Some ReGIS terminals supported color, using a series of registers. These could be set with the S command using a variety of color input styles.
s(m3(r100g0b0)) sets color register ("map") 3 to "r"ed using the RGB color system, while
s(m3(h120l50s100)) does the same using the HSV system. The W command likewise set a wide variety of different styles, mostly for masking, fills and brushes.
Finally, ReGIS allowed commands to be stored into a macrograph and then recalled using the
@ operator. Up to 10,000 characters of code could be stored in the macros, each named with a single letter. The advantage was that the series of operations in the macro could be invoked by sending only two characters over the serial port, as opposed to the entire sequence of commands.
<ESC>P0p S(E)(C1) P[100,440] V(B),[+100,+0],[+0,-10],[-100,+0],(E) P[500,300],F(C[+100]) <ESC>\
This code enters ReGIS mode and uses the S command to erase the screen with
(E) and then turns on the visible cursor with
P[100,440] moves the pen to 100,440 absolute.
V(B),[+100,+0],[+0,-10],[-100,+0],(E) draws a series of lines, first pushing the current pen location onto the stack with
(B), then drawing three lines using relative coordinates, and then using
(E) to pop the previously saved location off the stack and draw to it. The result is a rectangle 100 by 10 pixels in size.
P[500,300],F(C[+100]) then moves to a new location, and uses the "F"ill command to wrap a "C"ircle. The fill command could wrap any number of commands within its parentheses, allowing it to fill complex shapes. It also allowed the inclusion of a "temporary write" that allowed the programmer to set the fill style within the fill, and abandon it as soon as it ended.

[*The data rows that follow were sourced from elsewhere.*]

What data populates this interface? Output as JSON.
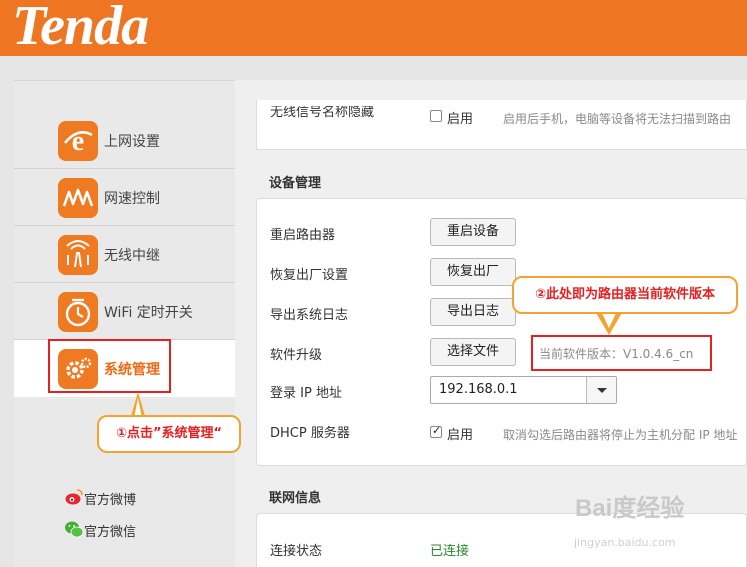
{
  "brand": {
    "logo": "Tenda",
    "accent": "#ee7522"
  },
  "sidebar": {
    "items": [
      {
        "label": "上网设置",
        "icon": "internet-e-icon"
      },
      {
        "label": "网速控制",
        "icon": "speed-wave-icon"
      },
      {
        "label": "无线中继",
        "icon": "wireless-repeater-icon"
      },
      {
        "label": "WiFi 定时开关",
        "icon": "wifi-timer-icon"
      },
      {
        "label": "系统管理",
        "icon": "gear-icon",
        "active": true
      }
    ],
    "social": [
      {
        "label": "官方微博",
        "icon": "weibo-icon"
      },
      {
        "label": "官方微信",
        "icon": "wechat-icon"
      }
    ]
  },
  "wireless": {
    "hide_ssid_label": "无线信号名称隐藏",
    "enable_label": "启用",
    "hint": "启用后手机，电脑等设备将无法扫描到路由"
  },
  "device": {
    "title": "设备管理",
    "reboot_label": "重启路由器",
    "reboot_button": "重启设备",
    "reset_label": "恢复出厂设置",
    "reset_button": "恢复出厂",
    "log_label": "导出系统日志",
    "log_button": "导出日志",
    "upgrade_label": "软件升级",
    "upgrade_button": "选择文件",
    "version_text": "当前软件版本：V1.0.4.6_cn",
    "login_ip_label": "登录 IP 地址",
    "login_ip_value": "192.168.0.1",
    "dhcp_label": "DHCP 服务器",
    "dhcp_enable": "启用",
    "dhcp_hint": "取消勾选后路由器将停止为主机分配 IP 地址"
  },
  "network": {
    "title": "联网信息",
    "status_label": "连接状态",
    "status_value": "已连接"
  },
  "annotations": {
    "click_hint": "①点击”系统管理“",
    "version_hint": "②此处即为路由器当前软件版本"
  },
  "watermark": {
    "main": "Bai度经验",
    "sub": "jingyan.baidu.com"
  }
}
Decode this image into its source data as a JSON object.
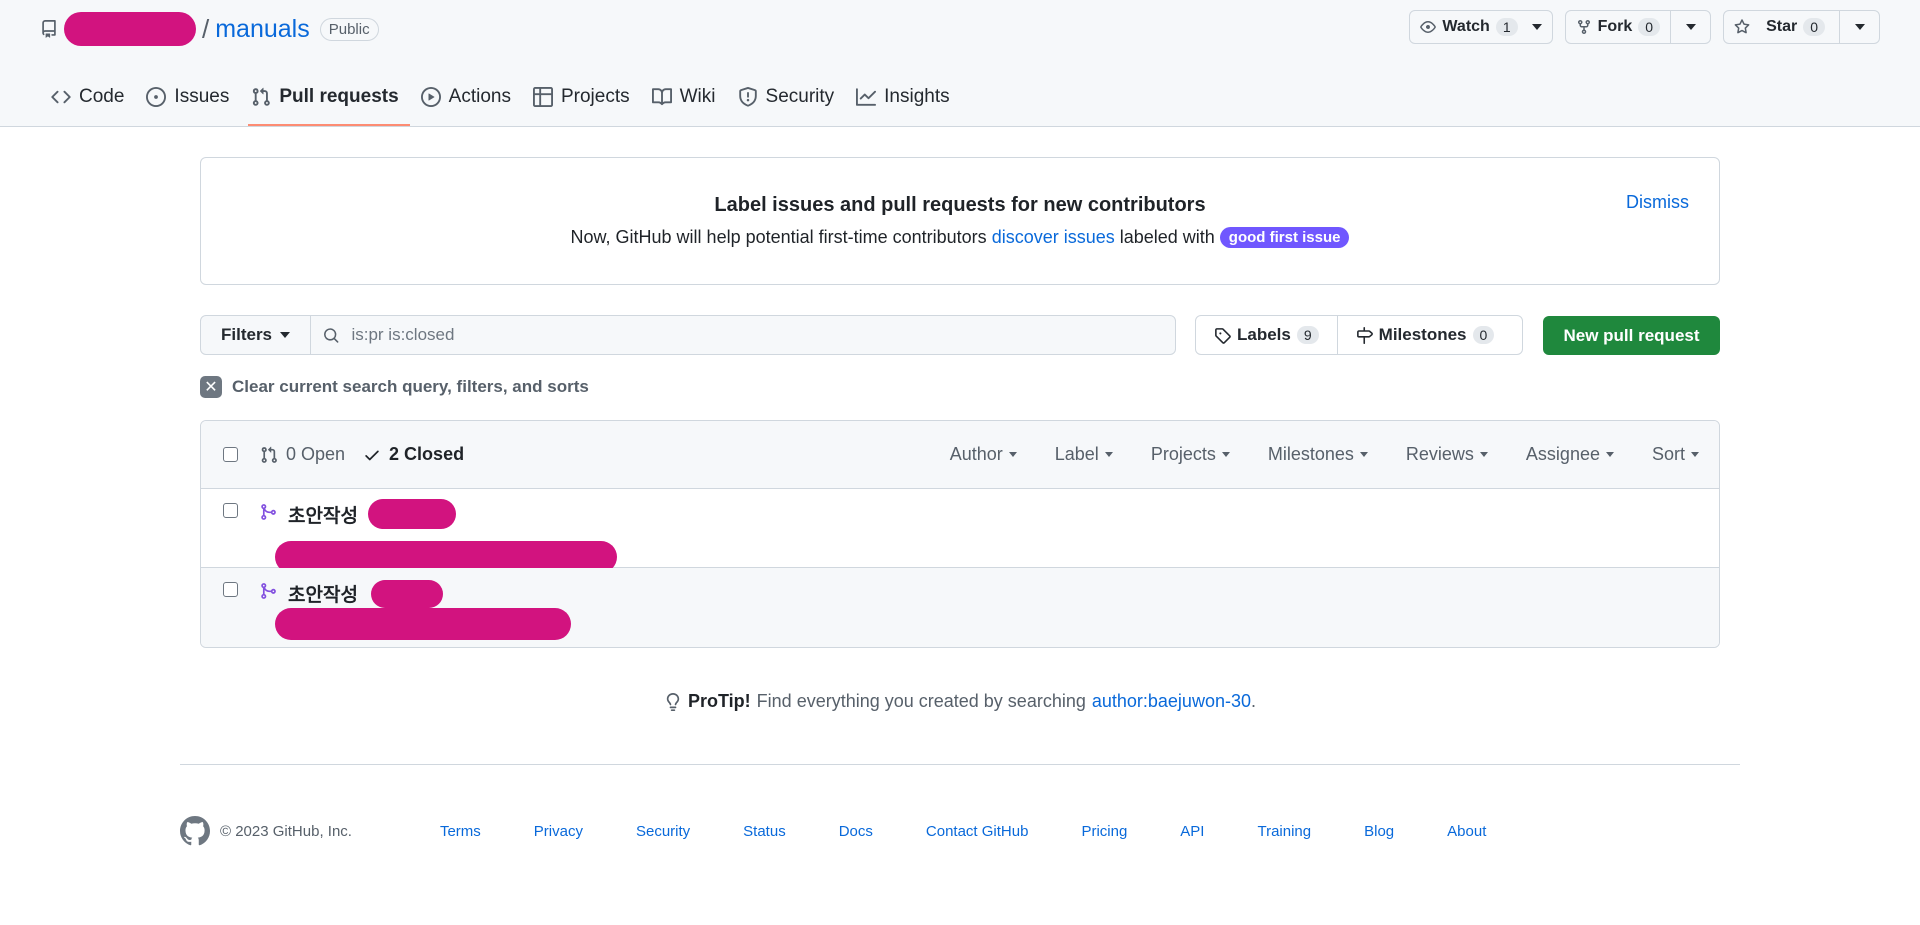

- "VT330/VT340 Programmer Reference Manual, Volume 2: Graphics Programming", Digital, EK-VT3XX-GP-002, 2nd Edition, May 1988
- "DEC ReGIS Graphics News", DEC Professional, August 1990, pg. 22